(Records from a dataset)

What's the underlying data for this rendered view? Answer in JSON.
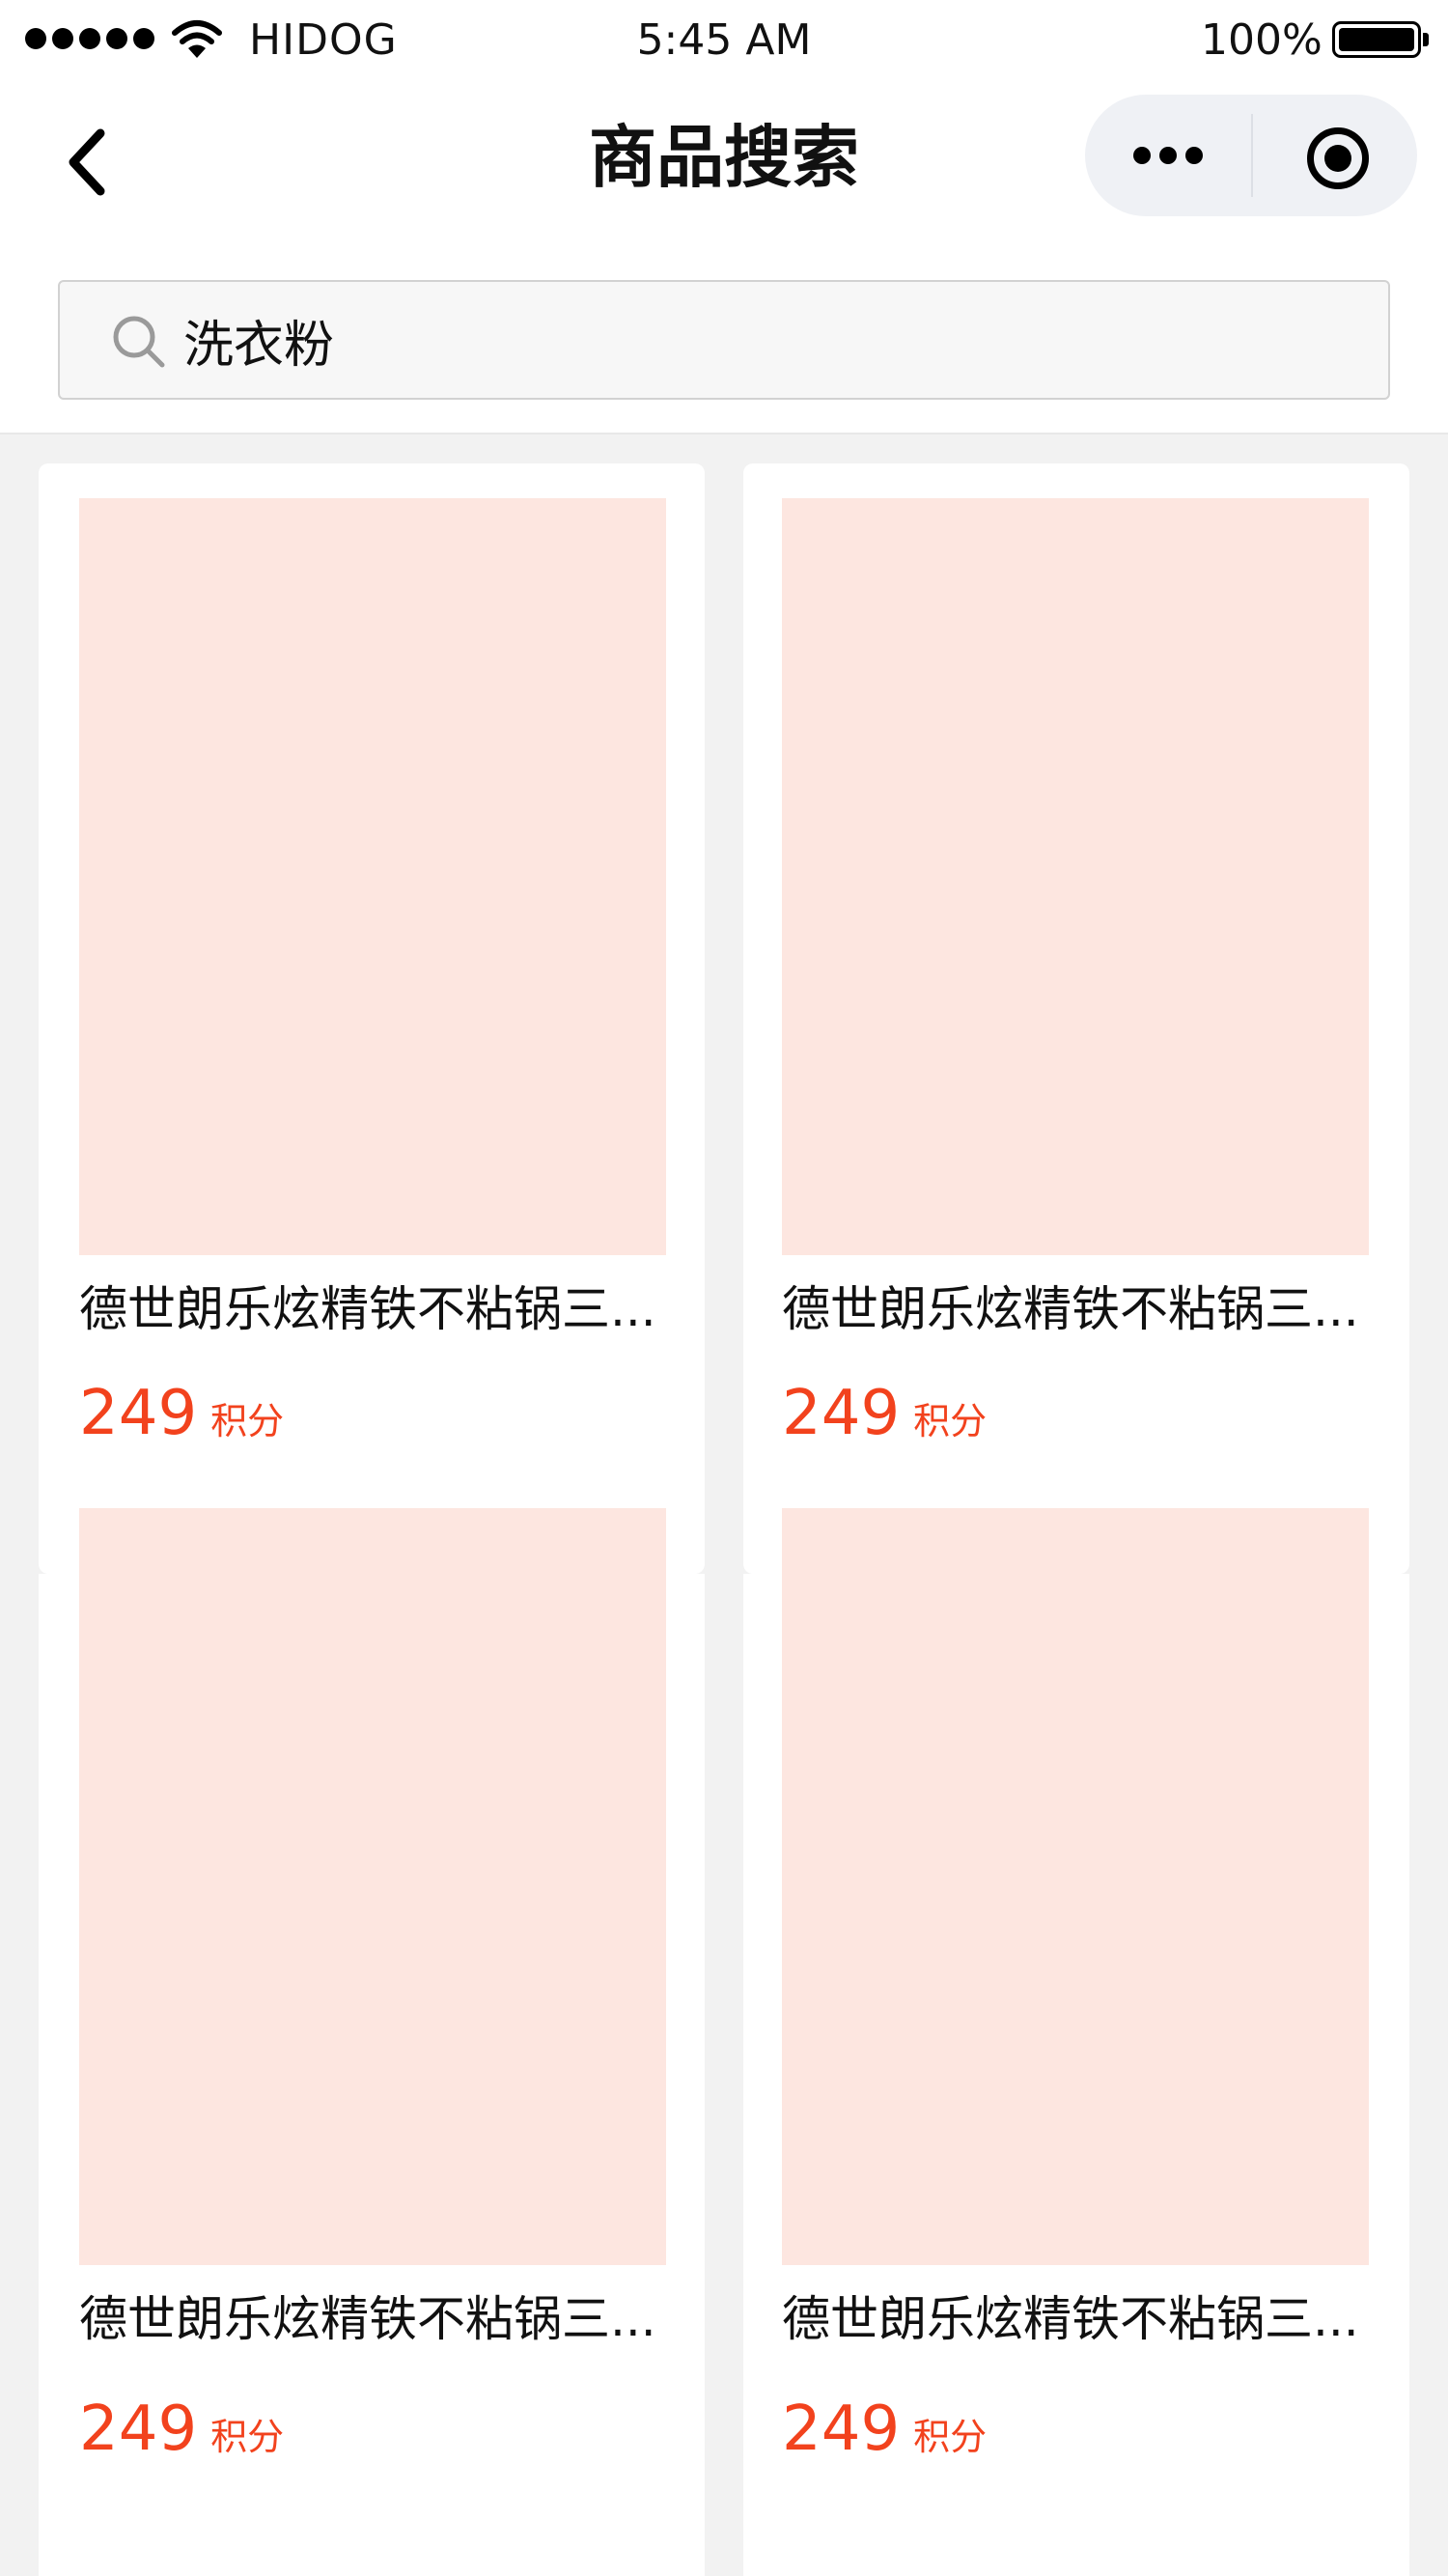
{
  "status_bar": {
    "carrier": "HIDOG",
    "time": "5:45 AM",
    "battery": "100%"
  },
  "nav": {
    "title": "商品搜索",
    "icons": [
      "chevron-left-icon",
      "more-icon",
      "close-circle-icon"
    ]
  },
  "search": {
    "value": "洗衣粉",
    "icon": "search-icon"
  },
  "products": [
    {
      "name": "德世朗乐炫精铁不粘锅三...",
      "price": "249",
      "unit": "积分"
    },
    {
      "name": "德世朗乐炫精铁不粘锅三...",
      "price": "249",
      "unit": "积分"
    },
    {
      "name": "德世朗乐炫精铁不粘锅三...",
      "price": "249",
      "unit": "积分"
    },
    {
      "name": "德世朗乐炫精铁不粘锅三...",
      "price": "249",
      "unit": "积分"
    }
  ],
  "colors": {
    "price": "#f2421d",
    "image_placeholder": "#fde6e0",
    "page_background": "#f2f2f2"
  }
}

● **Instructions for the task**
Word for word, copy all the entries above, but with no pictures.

● **Answer box**
What's the underlying data for this rendered view? Answer in JSON.
{
  "status_bar": {
    "carrier": "HIDOG",
    "time": "5:45 AM",
    "battery": "100%"
  },
  "nav": {
    "title": "商品搜索",
    "icons": [
      "chevron-left-icon",
      "more-icon",
      "close-circle-icon"
    ]
  },
  "search": {
    "value": "洗衣粉",
    "icon": "search-icon"
  },
  "products": [
    {
      "name": "德世朗乐炫精铁不粘锅三...",
      "price": "249",
      "unit": "积分"
    },
    {
      "name": "德世朗乐炫精铁不粘锅三...",
      "price": "249",
      "unit": "积分"
    },
    {
      "name": "德世朗乐炫精铁不粘锅三...",
      "price": "249",
      "unit": "积分"
    },
    {
      "name": "德世朗乐炫精铁不粘锅三...",
      "price": "249",
      "unit": "积分"
    }
  ],
  "colors": {
    "price": "#f2421d",
    "image_placeholder": "#fde6e0",
    "page_background": "#f2f2f2"
  }
}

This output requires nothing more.